In their stride to impose an image on T&CM, PITAHC plans to commission on more research works that will extend one’s understanding on alternative medicine. Pabiona-De Guzman said her goal for local traditional health care is to remove the influence of “quackery,” which most Filipinos from the past got accustomed to. PITAHC believes T&CM should be scientific and evidence-based.
Strategic Map 2017-2022
Pabiona-De Guzman eyes for PITAHC to have a brand new structure. With the help of their strategic map for 2017 to 2022, the doctor aims to see a re-organized and professionalized PITAHC in the following years to come.
In the process of enforcing a regulatory function that envisions a trust-worthy institute of their kind, PITAHC is in search of an adequate pool of competent T&CM practitioners and accredited facilities equitably distributed nationwide. By doing so requires monitoring and surveillance, which Pabiona-De Guzman confessed she’s already doing, going around plantations. Development and upgrading of standards and guidelines are also being looked into.
PITAHC also utilized the media for its communication plan —to disseminate information and news about its upcoming projects, programs, and services in line.
PITAHC’s extensive contribution for improved local health care is admittedly a long shot, said Pabiona-De Guzman.

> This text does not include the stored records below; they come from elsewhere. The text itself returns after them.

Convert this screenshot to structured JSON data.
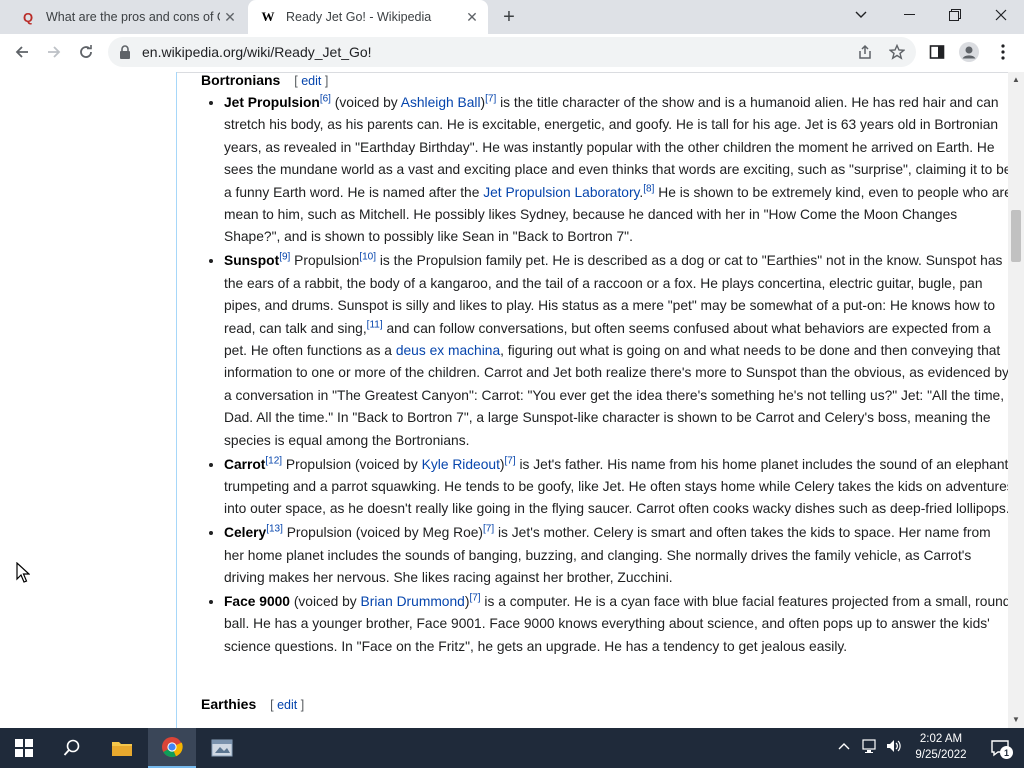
{
  "browser": {
    "tabs": [
      {
        "title": "What are the pros and cons of G",
        "favicon": "Q"
      },
      {
        "title": "Ready Jet Go! - Wikipedia",
        "favicon": "W"
      }
    ],
    "url": "en.wikipedia.org/wiki/Ready_Jet_Go!"
  },
  "article": {
    "section1": {
      "title": "Bortronians",
      "edit": "edit"
    },
    "section2": {
      "title": "Earthies",
      "edit": "edit"
    },
    "characters": [
      {
        "name": "Jet Propulsion",
        "parts": [
          {
            "t": "sup",
            "v": "[6]"
          },
          {
            "t": "text",
            "v": " (voiced by "
          },
          {
            "t": "link",
            "v": "Ashleigh Ball"
          },
          {
            "t": "text",
            "v": ")"
          },
          {
            "t": "sup",
            "v": "[7]"
          },
          {
            "t": "text",
            "v": " is the title character of the show and is a humanoid alien. He has red hair and can stretch his body, as his parents can. He is excitable, energetic, and goofy. He is tall for his age. Jet is 63 years old in Bortronian years, as revealed in \"Earthday Birthday\". He was instantly popular with the other children the moment he arrived on Earth. He sees the mundane world as a vast and exciting place and even thinks that words are exciting, such as \"surprise\", claiming it to be a funny Earth word. He is named after the "
          },
          {
            "t": "link",
            "v": "Jet Propulsion Laboratory"
          },
          {
            "t": "text",
            "v": "."
          },
          {
            "t": "sup",
            "v": "[8]"
          },
          {
            "t": "text",
            "v": " He is shown to be extremely kind, even to people who are mean to him, such as Mitchell. He possibly likes Sydney, because he danced with her in \"How Come the Moon Changes Shape?\", and is shown to possibly like Sean in \"Back to Bortron 7\"."
          }
        ]
      },
      {
        "name": "Sunspot",
        "parts": [
          {
            "t": "sup",
            "v": "[9]"
          },
          {
            "t": "text",
            "v": " Propulsion"
          },
          {
            "t": "sup",
            "v": "[10]"
          },
          {
            "t": "text",
            "v": " is the Propulsion family pet. He is described as a dog or cat to \"Earthies\" not in the know. Sunspot has the ears of a rabbit, the body of a kangaroo, and the tail of a raccoon or a fox. He plays concertina, electric guitar, bugle, pan pipes, and drums. Sunspot is silly and likes to play. His status as a mere \"pet\" may be somewhat of a put-on: He knows how to read, can talk and sing,"
          },
          {
            "t": "sup",
            "v": "[11]"
          },
          {
            "t": "text",
            "v": " and can follow conversations, but often seems confused about what behaviors are expected from a pet. He often functions as a "
          },
          {
            "t": "link",
            "v": "deus ex machina"
          },
          {
            "t": "text",
            "v": ", figuring out what is going on and what needs to be done and then conveying that information to one or more of the children. Carrot and Jet both realize there's more to Sunspot than the obvious, as evidenced by a conversation in \"The Greatest Canyon\": Carrot: \"You ever get the idea there's something he's not telling us?\" Jet: \"All the time, Dad. All the time.\" In \"Back to Bortron 7\", a large Sunspot-like character is shown to be Carrot and Celery's boss, meaning the species is equal among the Bortronians."
          }
        ]
      },
      {
        "name": "Carrot",
        "parts": [
          {
            "t": "sup",
            "v": "[12]"
          },
          {
            "t": "text",
            "v": " Propulsion (voiced by "
          },
          {
            "t": "link",
            "v": "Kyle Rideout"
          },
          {
            "t": "text",
            "v": ")"
          },
          {
            "t": "sup",
            "v": "[7]"
          },
          {
            "t": "text",
            "v": " is Jet's father. His name from his home planet includes the sound of an elephant trumpeting and a parrot squawking. He tends to be goofy, like Jet. He often stays home while Celery takes the kids on adventures into outer space, as he doesn't really like going in the flying saucer. Carrot often cooks wacky dishes such as deep-fried lollipops."
          }
        ]
      },
      {
        "name": "Celery",
        "parts": [
          {
            "t": "sup",
            "v": "[13]"
          },
          {
            "t": "text",
            "v": " Propulsion (voiced by Meg Roe)"
          },
          {
            "t": "sup",
            "v": "[7]"
          },
          {
            "t": "text",
            "v": " is Jet's mother. Celery is smart and often takes the kids to space. Her name from her home planet includes the sounds of banging, buzzing, and clanging. She normally drives the family vehicle, as Carrot's driving makes her nervous. She likes racing against her brother, Zucchini."
          }
        ]
      },
      {
        "name": "Face 9000",
        "parts": [
          {
            "t": "text",
            "v": " (voiced by "
          },
          {
            "t": "link",
            "v": "Brian Drummond"
          },
          {
            "t": "text",
            "v": ")"
          },
          {
            "t": "sup",
            "v": "[7]"
          },
          {
            "t": "text",
            "v": " is a computer. He is a cyan face with blue facial features projected from a small, round ball. He has a younger brother, Face 9001. Face 9000 knows everything about science, and often pops up to answer the kids' science questions. In \"Face on the Fritz\", he gets an upgrade. He has a tendency to get jealous easily."
          }
        ]
      }
    ]
  },
  "taskbar": {
    "time": "2:02 AM",
    "date": "9/25/2022",
    "notification_count": "1"
  }
}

The agency plans of putting up universities and academies and implenting board exams are few of the steps PITAHC wants to take in giving T&CM a whole new look in the country.
“In the long run, people will look at it at a different point of view,” the director general stated.
Through God’s guidance and further enhancement of T&CM knowledge, Pabiona-De Guzman believes they can move forward to a future of professionalized alternative health care. Challenges may come their way but with the armor of faith, this agency bravely will embrace the changes they’ll soon face.